Unfortunately owners who want to feed kibble but also want to feed as close to a natural diet as possible are left with a problem: a completely carb free kibble is an impossibility as some form of carbohydrate is essential to the kibble making process. However, owners don't need to panic, carbs are not necessarily bad for dogs. Even though they are not essential to the canine diet they do provide energy and nutrition and when they are of high quality carbs they can even be beneficial. When looking for a good quality kibble its important to look for one with a high protein content, the first ingredients listed should be meat or fish products such as chicken, chicken meal, salmon, etc. Farther down on the list should be your carbohydrate sources and ideally those should not be form corn, wheat or soy. Wheat, corn, and soy are difficult for dogs to digest, provide no nutritional value, and often trigger allergies. A much better source of carbohydrates is the potato.
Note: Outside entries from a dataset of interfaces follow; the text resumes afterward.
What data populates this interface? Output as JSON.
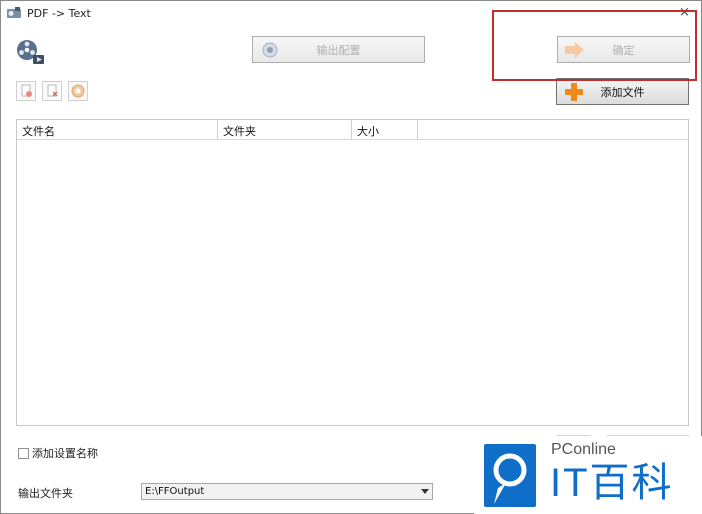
{
  "window": {
    "title": "PDF -> Text",
    "close_glyph": "×"
  },
  "toolbar": {
    "config_label": "输出配置",
    "ok_label": "确定",
    "add_file_label": "添加文件",
    "tools": [
      {
        "icon": "add-doc-icon"
      },
      {
        "icon": "remove-doc-icon"
      },
      {
        "icon": "clear-icon"
      }
    ]
  },
  "file_list": {
    "columns": [
      "文件名",
      "文件夹",
      "大小"
    ]
  },
  "options": {
    "add_setting_name_label": "添加设置名称"
  },
  "output": {
    "folder_label": "输出文件夹",
    "folder_value": "E:\\FFOutput"
  },
  "watermark": {
    "brand": "PConline",
    "title": "IT百科"
  },
  "colors": {
    "highlight_box": "#c0302f",
    "watermark_blue": "#0e6ec8",
    "add_icon_orange": "#f08a1c"
  }
}
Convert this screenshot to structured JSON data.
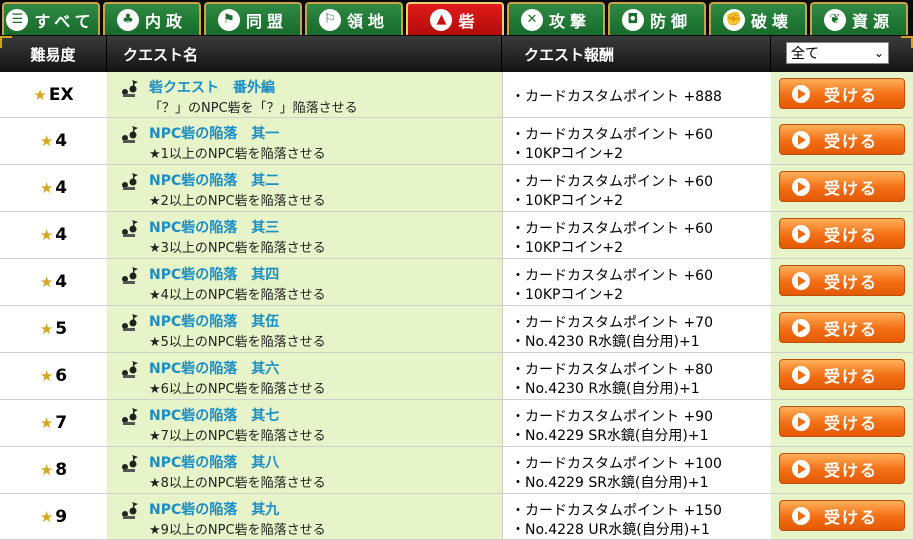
{
  "tabs": [
    {
      "icon": "list-icon",
      "glyph": "☰",
      "label": "すべて"
    },
    {
      "icon": "domestic-icon",
      "glyph": "♣",
      "label": "内政"
    },
    {
      "icon": "alliance-icon",
      "glyph": "⚑",
      "label": "同盟"
    },
    {
      "icon": "territory-icon",
      "glyph": "⚐",
      "label": "領地"
    },
    {
      "icon": "fort-icon",
      "glyph": "▲",
      "label": "砦"
    },
    {
      "icon": "attack-icon",
      "glyph": "✕",
      "label": "攻撃"
    },
    {
      "icon": "defense-icon",
      "glyph": "◘",
      "label": "防御"
    },
    {
      "icon": "destroy-icon",
      "glyph": "✊",
      "label": "破壊"
    },
    {
      "icon": "resource-icon",
      "glyph": "❦",
      "label": "資源"
    }
  ],
  "active_tab": "砦",
  "header": {
    "difficulty": "難易度",
    "quest_name": "クエスト名",
    "reward": "クエスト報酬",
    "filter_value": "全て"
  },
  "action_label": "受ける",
  "quests": [
    {
      "difficulty": "EX",
      "title": "砦クエスト　番外編",
      "desc": "「？」のNPC砦を「？」陥落させる",
      "rewards": [
        "・カードカスタムポイント +888"
      ]
    },
    {
      "difficulty": "4",
      "title": "NPC砦の陥落　其一",
      "desc": "★1以上のNPC砦を陥落させる",
      "rewards": [
        "・カードカスタムポイント +60",
        "・10KPコイン+2"
      ]
    },
    {
      "difficulty": "4",
      "title": "NPC砦の陥落　其二",
      "desc": "★2以上のNPC砦を陥落させる",
      "rewards": [
        "・カードカスタムポイント +60",
        "・10KPコイン+2"
      ]
    },
    {
      "difficulty": "4",
      "title": "NPC砦の陥落　其三",
      "desc": "★3以上のNPC砦を陥落させる",
      "rewards": [
        "・カードカスタムポイント +60",
        "・10KPコイン+2"
      ]
    },
    {
      "difficulty": "4",
      "title": "NPC砦の陥落　其四",
      "desc": "★4以上のNPC砦を陥落させる",
      "rewards": [
        "・カードカスタムポイント +60",
        "・10KPコイン+2"
      ]
    },
    {
      "difficulty": "5",
      "title": "NPC砦の陥落　其伍",
      "desc": "★5以上のNPC砦を陥落させる",
      "rewards": [
        "・カードカスタムポイント +70",
        "・No.4230 R水鏡(自分用)+1"
      ]
    },
    {
      "difficulty": "6",
      "title": "NPC砦の陥落　其六",
      "desc": "★6以上のNPC砦を陥落させる",
      "rewards": [
        "・カードカスタムポイント +80",
        "・No.4230 R水鏡(自分用)+1"
      ]
    },
    {
      "difficulty": "7",
      "title": "NPC砦の陥落　其七",
      "desc": "★7以上のNPC砦を陥落させる",
      "rewards": [
        "・カードカスタムポイント +90",
        "・No.4229 SR水鏡(自分用)+1"
      ]
    },
    {
      "difficulty": "8",
      "title": "NPC砦の陥落　其八",
      "desc": "★8以上のNPC砦を陥落させる",
      "rewards": [
        "・カードカスタムポイント +100",
        "・No.4229 SR水鏡(自分用)+1"
      ]
    },
    {
      "difficulty": "9",
      "title": "NPC砦の陥落　其九",
      "desc": "★9以上のNPC砦を陥落させる",
      "rewards": [
        "・カードカスタムポイント +150",
        "・No.4228 UR水鏡(自分用)+1"
      ]
    }
  ]
}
Sweet potatoes and white potatoes both contain important nutrients, such as calcium and potassium. Of the two sweet potatoes pack more nutritional punch then white potatoes. They have a lower glycemic index then white potatoes which can be important for dogs with diabetes as foods with high glycemic index cause blood sugar levels to rise. There is also evidence that foods with lower glycemic index and more healthy overall and can help in weight control. Sweet potatoes also have high levels of beta-carotene, a powerful anti-oxident, and plenty of fiber. These are all reasons that I'm happy when I see sweet potatoes listed on the ingredients list in my dogs food.
Of course sweet potatoes aren't just for kibble. I often add sweet potatoes to the kibble topper stews I make for my dogs and they enjoy dried sweet potato chews. This weekend I made stuffed potatoes for my husband and myself and I got to thinking about how I could create a similar treat for my dogs. Luckily Kolchak puggle had already come up with a terrific potato treat for Super Sunday Potato Skins. The only change I made was to use sweet potatoes and to top them with some fat free yogurt.
In case your interested in the people friendly recipe here it is:
Baked Stuffed Potatoes
4 large russet potatoes
1 cup diced brocolli
1 minced shallot
1 1/2 cup diced mushrooms
1 tbsp butter
8 ounces sour cream or greek yogurt
1/2 to 1 and 1/2 cup shredded or diced cheddar
Preheat oven to 400 degrees. Prick potatoes with a fork and rub with olive oil and sprinkle with salt. Bake 1 hour and 15 minutes until tender when pierced with a fork. Turn down oven to 350. Meanwhile, saute the shallot, broccoli, and mushrooms until wilted, about ten minutes. Cut a little of the top of the potatoes. Scoop out the potato flesh leaving just enough so that the potatoes still have a structure. Mix in the sour cream or yogurt, cheddar, or vegetables and season with salt and pepper. Spoon back into the potatoes and sprinkle with paprika if you have extra filling, which you probably will, spoon some into a small baking dish and bake side along the potatoes for fifteen minutes.